Incarceration: How does it affect child custody?

Incarceration rates have steadily increased since the 1970s, mainly due in part to the war on drugs. As of today, there are more than 2.3 million Americans in jail or prison- many of them being parents.

Of course, you’d be unable to care for your child while you’re in jail, but incarceration and the resulting presence of a criminal record can potentially continue to affect your ability to regain child custody after your release.

If you’re concerned about the impact that incarceration could have on custody proceedings or how being in jail could negatively affect your children, you will find the answers you’re looking for in this article.

How incarceration can affect child custody

While state laws do vary, you’ll most likely lose custody of your children while you’re incarcerated, and child services may become involved in your case. Since parental incarceration negatively impacts children, you may have difficulty regaining custody after your release.

How incarceration impacts children

Sometimes it can be hard to avoid going to jail if you struggle with a substance abuse disorder or engage in survival-related crimes due to financial hardship. Occasionally, you may even be arrested for a crime that you didn’t commit.

While this is understandable, your actions still aren’t justified, and you may need to suffer consequences such as fines, probation, or spending time in jail. If you have children, they will almost definitely be affected by your incarceration.

Since you can’t care for your children while you’re in jail, they will probably be placed with the other parent, a relative, or in foster care until you are released. Unfortunately, this is by far not the only way that they’ll be affected.

Children of incarcerated parents are much more likely to engage in antisocial behavior or criminal activity. They also have an increased risk of substance abuse, aggressive behavior, depression, and suicide attempts.

When one parent is incarcerated, the household usually faces a loss of income, which can prevent the other parent from being able to provide for the children’s basic needs.

If the child previously had a positive relationship with the incarcerated parent, they can continue to nurture that relationship through letters, visits, and phone calls, commented Andre Chapman, a foster care specialist. André V. Chapman is the Founder & CEO of Unity Care Group, Inc. He is the recipient of numerous awards and distinctions for his community involvement and contributions in social services. Mr. Chapman released a book entitled, Roses in Concrete: Giving Foster Children the Future They Deserve, which sheds light on the underserved population foster youth in America. He has a Master’s in Organizational Management.

Complete loss of contact with the incarcerated parent could result in abandonment issues. Statistically speaking, children are also more likely to experience poor educational outcomes and may even drop out of school after a parent goes to jail.

Incarceration can present a barrier to child custody

Since your children were likely negatively impacted by your incarceration, it will almost certainly be brought up in future custody proceedings.

If you previously lived with the other parent before going to jail, they would probably be allowed to continue to care for the children until you’re released.

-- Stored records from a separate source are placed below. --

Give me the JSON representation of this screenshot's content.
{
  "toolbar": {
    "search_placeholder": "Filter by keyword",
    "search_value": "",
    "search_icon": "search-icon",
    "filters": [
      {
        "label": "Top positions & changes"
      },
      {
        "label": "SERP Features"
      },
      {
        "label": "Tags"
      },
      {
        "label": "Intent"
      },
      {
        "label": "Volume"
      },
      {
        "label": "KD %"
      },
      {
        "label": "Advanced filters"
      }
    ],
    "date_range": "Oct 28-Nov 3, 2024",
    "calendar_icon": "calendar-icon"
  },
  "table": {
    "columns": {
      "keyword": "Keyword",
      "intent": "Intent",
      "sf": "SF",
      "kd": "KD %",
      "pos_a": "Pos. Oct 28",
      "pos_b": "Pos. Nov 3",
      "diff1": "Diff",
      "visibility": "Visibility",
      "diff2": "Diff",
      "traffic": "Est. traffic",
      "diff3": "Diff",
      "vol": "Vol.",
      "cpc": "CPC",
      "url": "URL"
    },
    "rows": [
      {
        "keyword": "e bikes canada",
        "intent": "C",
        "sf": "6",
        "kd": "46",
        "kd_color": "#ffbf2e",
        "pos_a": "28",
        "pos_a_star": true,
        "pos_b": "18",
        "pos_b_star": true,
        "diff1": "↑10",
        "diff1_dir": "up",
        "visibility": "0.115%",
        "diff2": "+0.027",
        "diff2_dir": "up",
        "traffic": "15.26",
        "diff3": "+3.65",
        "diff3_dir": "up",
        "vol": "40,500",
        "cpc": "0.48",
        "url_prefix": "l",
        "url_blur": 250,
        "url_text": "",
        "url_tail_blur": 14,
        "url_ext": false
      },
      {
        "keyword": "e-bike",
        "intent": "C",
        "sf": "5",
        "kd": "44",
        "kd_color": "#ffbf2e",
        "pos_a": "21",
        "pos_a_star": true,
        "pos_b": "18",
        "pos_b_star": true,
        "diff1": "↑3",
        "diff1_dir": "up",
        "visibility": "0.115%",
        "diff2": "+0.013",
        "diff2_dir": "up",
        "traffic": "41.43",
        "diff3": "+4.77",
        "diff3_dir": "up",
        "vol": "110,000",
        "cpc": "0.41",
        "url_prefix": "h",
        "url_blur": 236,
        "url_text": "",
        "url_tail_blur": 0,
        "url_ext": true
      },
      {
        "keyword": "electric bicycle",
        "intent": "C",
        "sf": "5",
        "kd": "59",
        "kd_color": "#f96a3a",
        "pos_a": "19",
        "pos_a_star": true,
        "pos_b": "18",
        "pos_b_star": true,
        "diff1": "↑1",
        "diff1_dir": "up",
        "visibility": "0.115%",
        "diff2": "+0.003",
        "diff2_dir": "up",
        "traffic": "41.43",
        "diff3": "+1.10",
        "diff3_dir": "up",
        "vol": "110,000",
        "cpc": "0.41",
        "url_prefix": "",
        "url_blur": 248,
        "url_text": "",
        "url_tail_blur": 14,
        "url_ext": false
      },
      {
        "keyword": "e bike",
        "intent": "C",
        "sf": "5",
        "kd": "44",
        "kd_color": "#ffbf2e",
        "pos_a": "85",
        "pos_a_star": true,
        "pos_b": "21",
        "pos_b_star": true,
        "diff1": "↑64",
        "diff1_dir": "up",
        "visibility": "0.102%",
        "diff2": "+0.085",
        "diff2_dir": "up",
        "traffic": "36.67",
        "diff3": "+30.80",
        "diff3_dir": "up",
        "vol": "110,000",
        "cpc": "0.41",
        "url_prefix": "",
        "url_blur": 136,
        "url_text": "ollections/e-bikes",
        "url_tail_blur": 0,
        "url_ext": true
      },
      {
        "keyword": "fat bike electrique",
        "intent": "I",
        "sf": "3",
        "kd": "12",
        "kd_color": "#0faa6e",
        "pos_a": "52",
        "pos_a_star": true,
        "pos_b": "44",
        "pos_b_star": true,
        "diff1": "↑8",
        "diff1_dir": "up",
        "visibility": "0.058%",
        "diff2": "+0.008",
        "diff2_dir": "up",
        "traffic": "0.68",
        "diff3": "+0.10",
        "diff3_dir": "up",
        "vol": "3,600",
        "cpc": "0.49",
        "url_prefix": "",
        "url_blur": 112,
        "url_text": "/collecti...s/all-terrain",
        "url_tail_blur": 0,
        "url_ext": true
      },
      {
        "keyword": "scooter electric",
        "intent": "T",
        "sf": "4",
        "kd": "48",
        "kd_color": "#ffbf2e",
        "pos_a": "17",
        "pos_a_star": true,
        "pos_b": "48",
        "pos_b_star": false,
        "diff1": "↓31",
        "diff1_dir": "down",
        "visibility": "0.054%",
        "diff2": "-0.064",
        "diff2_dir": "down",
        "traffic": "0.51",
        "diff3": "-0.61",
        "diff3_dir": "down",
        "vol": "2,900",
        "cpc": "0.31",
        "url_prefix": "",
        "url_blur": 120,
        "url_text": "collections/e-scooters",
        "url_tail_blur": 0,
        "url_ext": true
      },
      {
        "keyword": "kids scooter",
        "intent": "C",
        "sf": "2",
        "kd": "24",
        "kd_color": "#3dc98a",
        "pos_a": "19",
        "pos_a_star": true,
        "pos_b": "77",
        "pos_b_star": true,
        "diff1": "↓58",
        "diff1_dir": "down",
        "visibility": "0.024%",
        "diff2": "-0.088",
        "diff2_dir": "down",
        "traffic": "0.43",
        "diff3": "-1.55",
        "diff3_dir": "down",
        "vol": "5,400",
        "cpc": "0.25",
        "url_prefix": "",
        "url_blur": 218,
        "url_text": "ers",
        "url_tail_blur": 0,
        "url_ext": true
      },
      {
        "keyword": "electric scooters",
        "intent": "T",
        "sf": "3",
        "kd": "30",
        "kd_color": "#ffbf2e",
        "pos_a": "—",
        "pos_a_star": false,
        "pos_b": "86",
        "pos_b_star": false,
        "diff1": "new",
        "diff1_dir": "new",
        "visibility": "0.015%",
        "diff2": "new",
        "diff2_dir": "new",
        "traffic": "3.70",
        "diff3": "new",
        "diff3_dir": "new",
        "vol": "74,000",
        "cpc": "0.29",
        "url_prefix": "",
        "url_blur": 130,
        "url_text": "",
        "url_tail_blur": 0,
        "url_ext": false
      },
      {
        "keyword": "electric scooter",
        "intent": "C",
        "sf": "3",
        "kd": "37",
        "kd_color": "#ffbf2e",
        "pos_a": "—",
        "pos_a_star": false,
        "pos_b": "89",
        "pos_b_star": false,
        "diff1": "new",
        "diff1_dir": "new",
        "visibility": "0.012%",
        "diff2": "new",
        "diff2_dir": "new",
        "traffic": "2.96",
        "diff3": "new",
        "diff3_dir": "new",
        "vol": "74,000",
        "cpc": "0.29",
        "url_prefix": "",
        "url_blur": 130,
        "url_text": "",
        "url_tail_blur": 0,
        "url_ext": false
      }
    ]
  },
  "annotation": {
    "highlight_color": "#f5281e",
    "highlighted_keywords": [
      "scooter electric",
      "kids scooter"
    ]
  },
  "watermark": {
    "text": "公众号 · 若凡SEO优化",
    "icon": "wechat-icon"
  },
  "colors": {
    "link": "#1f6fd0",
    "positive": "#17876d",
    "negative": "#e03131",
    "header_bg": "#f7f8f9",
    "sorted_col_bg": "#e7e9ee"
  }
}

Otherwise, child services would likely become involved in your case, and you may be required to successfully complete a dependency case plan before regaining custody.

Ideally, if your children are too old to be adopted and the other is willing and able to care for the children, then the other parent will be awarded custody rather than the children being lost in the foster care system.

Alternatively, the children may be ordered to long-term relative care or permanent guardianship if there is a friend or family member approved to care for them.

However, if you’ve been repeatedly incarcerated and/or your children are under the age of five, the dependency courts may file a motion to terminate your parental rights, so your children will be able to be adopted as the new permanency plan.

The hope of regaining child custody after release

Although your criminal record and prior incarceration will always be brought up at future custody hearings, it won’t necessarily prevent you from regaining custody or visiting your children as long as your parental rights haven’t been terminated.

As previously mentioned, you may be ordered to complete a case plan to be approved for custody. Most dependency case plans consist of a series of court-ordered tasks, including substance abuse treatment, anger management classes, and obtaining stable housing and income.

Once you’ve proven to the courts that you are rehabilitated and financially stable, it is indeed possible to regain custody of your children after you’ve been released from jail or prison.

However, if the other parent has a clean criminal record, no history of substance abuse, and is able to provide the children with a stable home environment, they will most likely be the ones awarded custody.

The courts will also consider your history to determine the likelihood of criminal recidivism. If you’ve been in and out of jail repeatedly, it may be decided that the children are better off with a relative or the other parent.

Even if you’re not able to regain custody after your release, you can still usually visit your children and rebuild the relationship to minimize the impact your incarceration has on their lives.